[Page and application data records]
──────────

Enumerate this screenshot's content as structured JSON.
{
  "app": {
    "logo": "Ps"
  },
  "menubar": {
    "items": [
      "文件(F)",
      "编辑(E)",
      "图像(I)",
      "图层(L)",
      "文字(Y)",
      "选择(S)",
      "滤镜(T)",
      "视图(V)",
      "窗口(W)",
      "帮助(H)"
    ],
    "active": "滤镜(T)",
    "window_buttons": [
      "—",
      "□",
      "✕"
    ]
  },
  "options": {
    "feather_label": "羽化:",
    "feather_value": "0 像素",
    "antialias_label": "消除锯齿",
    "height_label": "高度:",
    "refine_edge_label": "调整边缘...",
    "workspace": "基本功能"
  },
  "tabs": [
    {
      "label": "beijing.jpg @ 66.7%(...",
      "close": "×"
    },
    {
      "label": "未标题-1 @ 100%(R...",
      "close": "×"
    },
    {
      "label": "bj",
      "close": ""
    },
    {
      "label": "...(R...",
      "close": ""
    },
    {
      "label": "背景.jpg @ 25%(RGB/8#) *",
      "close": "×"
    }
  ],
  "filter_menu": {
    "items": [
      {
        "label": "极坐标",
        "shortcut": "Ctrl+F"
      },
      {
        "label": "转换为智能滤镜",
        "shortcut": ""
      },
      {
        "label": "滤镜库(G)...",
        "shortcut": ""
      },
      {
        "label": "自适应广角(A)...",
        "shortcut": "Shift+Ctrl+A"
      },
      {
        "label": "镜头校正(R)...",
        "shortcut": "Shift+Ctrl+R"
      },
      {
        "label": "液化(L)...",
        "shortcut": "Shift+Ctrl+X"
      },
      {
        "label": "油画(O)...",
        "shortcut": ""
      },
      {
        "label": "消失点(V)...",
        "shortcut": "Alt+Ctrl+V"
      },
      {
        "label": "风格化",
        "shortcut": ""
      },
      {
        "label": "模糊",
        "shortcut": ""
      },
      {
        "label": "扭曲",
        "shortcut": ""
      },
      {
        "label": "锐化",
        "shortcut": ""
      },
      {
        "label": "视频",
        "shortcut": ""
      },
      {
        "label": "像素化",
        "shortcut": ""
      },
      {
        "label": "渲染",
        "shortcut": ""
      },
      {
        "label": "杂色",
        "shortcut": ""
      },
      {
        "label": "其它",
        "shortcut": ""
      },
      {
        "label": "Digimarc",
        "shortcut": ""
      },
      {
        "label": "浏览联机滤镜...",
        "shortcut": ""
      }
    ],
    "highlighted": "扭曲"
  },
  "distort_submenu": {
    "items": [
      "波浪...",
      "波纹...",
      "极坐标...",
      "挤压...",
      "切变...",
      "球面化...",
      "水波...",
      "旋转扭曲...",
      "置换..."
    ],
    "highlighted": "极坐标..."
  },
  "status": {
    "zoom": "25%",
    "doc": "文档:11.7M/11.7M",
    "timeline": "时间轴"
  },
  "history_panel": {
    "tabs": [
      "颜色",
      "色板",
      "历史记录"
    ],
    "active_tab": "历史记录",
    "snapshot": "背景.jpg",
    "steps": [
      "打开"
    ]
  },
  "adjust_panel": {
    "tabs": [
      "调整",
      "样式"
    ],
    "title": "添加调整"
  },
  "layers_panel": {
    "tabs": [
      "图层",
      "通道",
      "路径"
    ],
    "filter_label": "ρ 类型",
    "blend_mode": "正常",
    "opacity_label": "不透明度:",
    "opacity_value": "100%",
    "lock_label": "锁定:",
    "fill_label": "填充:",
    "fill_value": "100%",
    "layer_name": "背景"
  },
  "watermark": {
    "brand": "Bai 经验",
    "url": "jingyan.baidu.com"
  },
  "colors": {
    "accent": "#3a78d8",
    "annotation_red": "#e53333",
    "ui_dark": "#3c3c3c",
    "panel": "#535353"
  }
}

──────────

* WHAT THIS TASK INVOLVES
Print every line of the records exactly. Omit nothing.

* REPLY
Enumerate this screenshot's content as structured JSON.
{
  "app": {
    "logo": "Ps"
  },
  "menubar": {
    "items": [
      "文件(F)",
      "编辑(E)",
      "图像(I)",
      "图层(L)",
      "文字(Y)",
      "选择(S)",
      "滤镜(T)",
      "视图(V)",
      "窗口(W)",
      "帮助(H)"
    ],
    "active": "滤镜(T)",
    "window_buttons": [
      "—",
      "□",
      "✕"
    ]
  },
  "options": {
    "feather_label": "羽化:",
    "feather_value": "0 像素",
    "antialias_label": "消除锯齿",
    "height_label": "高度:",
    "refine_edge_label": "调整边缘...",
    "workspace": "基本功能"
  },
  "tabs": [
    {
      "label": "beijing.jpg @ 66.7%(...",
      "close": "×"
    },
    {
      "label": "未标题-1 @ 100%(R...",
      "close": "×"
    },
    {
      "label": "bj",
      "close": ""
    },
    {
      "label": "...(R...",
      "close": ""
    },
    {
      "label": "背景.jpg @ 25%(RGB/8#) *",
      "close": "×"
    }
  ],
  "filter_menu": {
    "items": [
      {
        "label": "极坐标",
        "shortcut": "Ctrl+F"
      },
      {
        "label": "转换为智能滤镜",
        "shortcut": ""
      },
      {
        "label": "滤镜库(G)...",
        "shortcut": ""
      },
      {
        "label": "自适应广角(A)...",
        "shortcut": "Shift+Ctrl+A"
      },
      {
        "label": "镜头校正(R)...",
        "shortcut": "Shift+Ctrl+R"
      },
      {
        "label": "液化(L)...",
        "shortcut": "Shift+Ctrl+X"
      },
      {
        "label": "油画(O)...",
        "shortcut": ""
      },
      {
        "label": "消失点(V)...",
        "shortcut": "Alt+Ctrl+V"
      },
      {
        "label": "风格化",
        "shortcut": ""
      },
      {
        "label": "模糊",
        "shortcut": ""
      },
      {
        "label": "扭曲",
        "shortcut": ""
      },
      {
        "label": "锐化",
        "shortcut": ""
      },
      {
        "label": "视频",
        "shortcut": ""
      },
      {
        "label": "像素化",
        "shortcut": ""
      },
      {
        "label": "渲染",
        "shortcut": ""
      },
      {
        "label": "杂色",
        "shortcut": ""
      },
      {
        "label": "其它",
        "shortcut": ""
      },
      {
        "label": "Digimarc",
        "shortcut": ""
      },
      {
        "label": "浏览联机滤镜...",
        "shortcut": ""
      }
    ],
    "highlighted": "扭曲"
  },
  "distort_submenu": {
    "items": [
      "波浪...",
      "波纹...",
      "极坐标...",
      "挤压...",
      "切变...",
      "球面化...",
      "水波...",
      "旋转扭曲...",
      "置换..."
    ],
    "highlighted": "极坐标..."
  },
  "status": {
    "zoom": "25%",
    "doc": "文档:11.7M/11.7M",
    "timeline": "时间轴"
  },
  "history_panel": {
    "tabs": [
      "颜色",
      "色板",
      "历史记录"
    ],
    "active_tab": "历史记录",
    "snapshot": "背景.jpg",
    "steps": [
      "打开"
    ]
  },
  "adjust_panel": {
    "tabs": [
      "调整",
      "样式"
    ],
    "title": "添加调整"
  },
  "layers_panel": {
    "tabs": [
      "图层",
      "通道",
      "路径"
    ],
    "filter_label": "ρ 类型",
    "blend_mode": "正常",
    "opacity_label": "不透明度:",
    "opacity_value": "100%",
    "lock_label": "锁定:",
    "fill_label": "填充:",
    "fill_value": "100%",
    "layer_name": "背景"
  },
  "watermark": {
    "brand": "Bai 经验",
    "url": "jingyan.baidu.com"
  },
  "colors": {
    "accent": "#3a78d8",
    "annotation_red": "#e53333",
    "ui_dark": "#3c3c3c",
    "panel": "#535353"
  }
}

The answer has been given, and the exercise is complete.